For those of us who weathered the first economic implosion of the internet and ad spending in 2001, there is that lurking fear in the back of our heads: Are we doing it again? Has the new generation of internet evangelists not learned from our mistakes? Does the world really need yet another online calendar company that just got funded by venture capitalists?
And then I remember, it was never the internet that imploded, it was the stock bubble of enthusiastic investors who were unable to value the new companies because there was no model to do so. Ad spending vaporized because many of the decision makers retreated to safe marketing practices they understood. It was a double internet whammy.
But during that entire ride, usage of the internet increased -- month over month -- and people kept coming.
Chart compiled from eMarketer data, 034899, 080261
A colleague of mine reminded me of a great book I hadn't read since college titled "Extraordinary Popular Delusions & the Madness of Crowds," first published in 1841. Yes, that’s right, 1841. I decided to re-read it prior to writing this piece and was reminded that when it comes to the effect of social behavior on the intelligence of individuals, one plus one is often less than two, and sometimes considerably less than zero.
Groupthink just makes the internet more vulnerable to social whims. That is the nature of the virtual world, where the lack of many manufacturing costs related to starting a business -- combined with the decreasing costs of the technology needed -- allow for a higher degree of transience.
Here are some of the signs that this new bubble is not the Tulipmania of 1624 (when tulip bulbs traded at higher prices than gold), and other signs that indicate that it is.

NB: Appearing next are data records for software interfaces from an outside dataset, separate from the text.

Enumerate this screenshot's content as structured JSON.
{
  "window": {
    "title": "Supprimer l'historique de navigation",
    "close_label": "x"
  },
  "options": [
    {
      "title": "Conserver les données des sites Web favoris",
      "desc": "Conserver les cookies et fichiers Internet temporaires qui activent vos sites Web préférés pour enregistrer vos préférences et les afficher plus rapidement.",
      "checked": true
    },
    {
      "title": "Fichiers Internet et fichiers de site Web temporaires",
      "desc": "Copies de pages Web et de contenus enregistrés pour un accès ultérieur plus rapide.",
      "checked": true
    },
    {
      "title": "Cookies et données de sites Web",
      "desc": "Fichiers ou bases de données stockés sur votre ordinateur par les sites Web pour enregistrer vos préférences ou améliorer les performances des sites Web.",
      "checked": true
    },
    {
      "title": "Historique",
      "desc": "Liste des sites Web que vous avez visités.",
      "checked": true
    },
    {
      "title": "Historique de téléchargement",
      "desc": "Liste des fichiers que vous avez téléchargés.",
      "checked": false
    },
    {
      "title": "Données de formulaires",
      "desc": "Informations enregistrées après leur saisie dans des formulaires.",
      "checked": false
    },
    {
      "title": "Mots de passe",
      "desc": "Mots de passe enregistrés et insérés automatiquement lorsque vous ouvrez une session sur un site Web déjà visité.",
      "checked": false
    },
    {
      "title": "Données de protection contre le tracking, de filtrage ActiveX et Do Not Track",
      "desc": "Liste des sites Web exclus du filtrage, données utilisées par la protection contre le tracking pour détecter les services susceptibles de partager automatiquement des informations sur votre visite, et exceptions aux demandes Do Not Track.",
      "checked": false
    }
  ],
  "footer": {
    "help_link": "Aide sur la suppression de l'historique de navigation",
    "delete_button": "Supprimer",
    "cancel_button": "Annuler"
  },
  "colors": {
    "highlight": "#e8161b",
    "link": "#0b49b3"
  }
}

Author notes: Sean X Cummings is director of marketing for Ask.com. Read full bio.